When I’m coaching individuals or those in the corporate sector, I’ve discovered that all of them struggle with accepting change and realizing the stories they’ve created that no longer serve them (and probably never have). And that developing new stories will better help them reach their goals and become more in touch with their authentic selves.

When I work on my own stories, I’m profoundly influenced by something that took me by surprise. I know that the people I respect have great influence over me, but after humans, I’ve found practicing yoga to be life-altering in my effort to continually develop as an adult. My new, ongoing knowledge comes from my yoga practice and teachers, and the book, “How Yoga Works,” by Gesne Michael Roach, which has given me a new clarity I endeavor to apply to every area of my life. One of the most powerful examples from the book comes from a story based on the yoga sutra:

“Yoga is learning to stop how the mind turns things around.”

It taught me that story generation begins with how we form opinions, good and bad, about people, tasks or things, and how those assumptions are borne within the vacuum of subjectivity. For example, you may know or meet a person and categorize them as something good or bad, and from that moment on, that’s who they are to you. But is that who they are? What are they to other people… to their family, friends or colleagues?

Something you may find painfully annoying about someone may be equally endearing to someone else in their life. Does that mean they are annoying or are they wonderful? As sure as my mind makes me feel one thing about a person, someone else’s mind makes them feel the opposite… and neither of us is right or wrong when it comes to defining who that person really is.

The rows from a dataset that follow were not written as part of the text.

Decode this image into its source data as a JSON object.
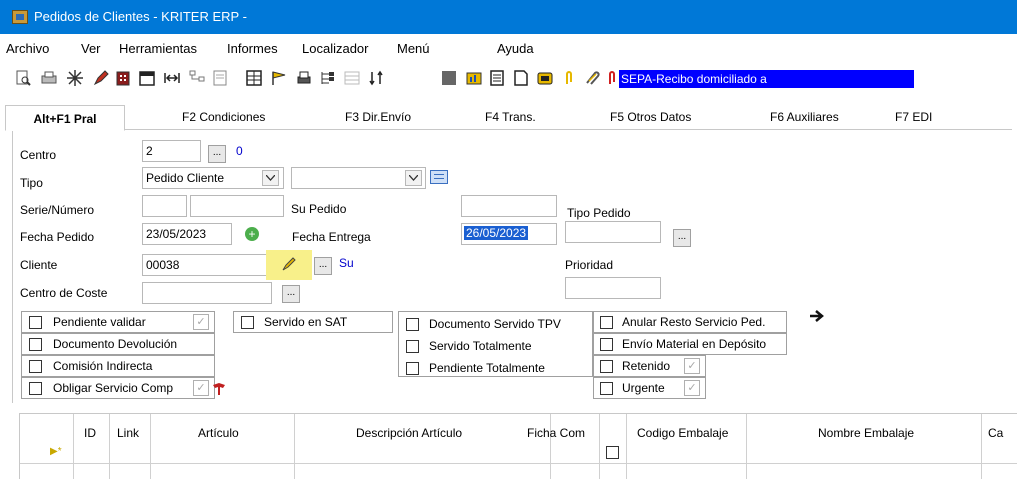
{
  "window": {
    "title": "Pedidos de Clientes - KRITER ERP -"
  },
  "menu": [
    "Archivo",
    "Ver",
    "Herramientas",
    "Informes",
    "Localizador",
    "Menú",
    "Ayuda"
  ],
  "toolbar": {
    "icons": [
      "print-preview-icon",
      "print-icon",
      "sparkle-icon",
      "edit-pencil-icon",
      "building-icon",
      "calendar-icon",
      "navigate-icon",
      "hierarchy-icon",
      "note-icon",
      "grid-icon",
      "flag-icon",
      "printer-stack-icon",
      "tree-icon",
      "table-icon",
      "sort-icon",
      "square-icon",
      "folder-chart-icon",
      "document-icon",
      "blank-page-icon",
      "archive-icon",
      "paperclip-icon",
      "paperclip-alt-icon",
      "paperclip-red-icon"
    ],
    "sepa_text": "SEPA-Recibo domiciliado a"
  },
  "tabs": [
    "Alt+F1 Pral",
    "F2 Condiciones",
    "F3 Dir.Envío",
    "F4 Trans.",
    "F5 Otros Datos",
    "F6 Auxiliares",
    "F7 EDI"
  ],
  "form": {
    "centro": {
      "label": "Centro",
      "value": "2",
      "code": "0"
    },
    "tipo": {
      "label": "Tipo",
      "value": "Pedido Cliente",
      "second_value": ""
    },
    "serie": {
      "label": "Serie/Número",
      "serie": "",
      "numero": ""
    },
    "su_pedido": {
      "label": "Su Pedido",
      "value": ""
    },
    "tipo_pedido": {
      "label": "Tipo Pedido",
      "value": ""
    },
    "fecha_pedido": {
      "label": "Fecha Pedido",
      "value": "23/05/2023"
    },
    "fecha_entrega": {
      "label": "Fecha Entrega",
      "value": "26/05/2023"
    },
    "cliente": {
      "label": "Cliente",
      "value": "00038",
      "suffix": "Su"
    },
    "prioridad": {
      "label": "Prioridad",
      "value": ""
    },
    "centro_coste": {
      "label": "Centro de Coste",
      "value": ""
    }
  },
  "checkboxes": {
    "pendiente_validar": "Pendiente validar",
    "documento_devolucion": "Documento Devolución",
    "comision_indirecta": "Comisión Indirecta",
    "obligar_servicio": "Obligar Servicio Comp",
    "servido_sat": "Servido en SAT",
    "documento_servido_tpv": "Documento Servido TPV",
    "servido_totalmente": "Servido Totalmente",
    "pendiente_totalmente": "Pendiente Totalmente",
    "anular_resto": "Anular Resto Servicio Ped.",
    "envio_material": "Envío Material en Depósito",
    "retenido": "Retenido",
    "urgente": "Urgente"
  },
  "grid": {
    "headers": [
      "ID",
      "Link",
      "Artículo",
      "Descripción Artículo",
      "Ficha Com",
      "Codigo Embalaje",
      "Nombre Embalaje",
      "Ca"
    ]
  },
  "colors": {
    "titlebar": "#0078d7",
    "selection": "#0000ff",
    "highlight": "#f8f08a",
    "link": "#0000cc"
  }
}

Although this example is a very simplified distillation of Roach’s lesson, the main theme has helped me to create a kind of filter I strive to use daily - one that has me looking at how I feel from a bigger perspective then my own mind - to question my outlook in an attempt to distinguish what is and isn’t a dysfunctional story I’ve created in the vacuum of my mind.

This is part of my work and pardon my presumption, work we would all benefit from. Again, this is the tip of the iceberg when it comes to how it’s explained in the book… and I know, this is kind of deep stuff… or is it?

Even if you’re not a practicing yogi, I highly recommend this read.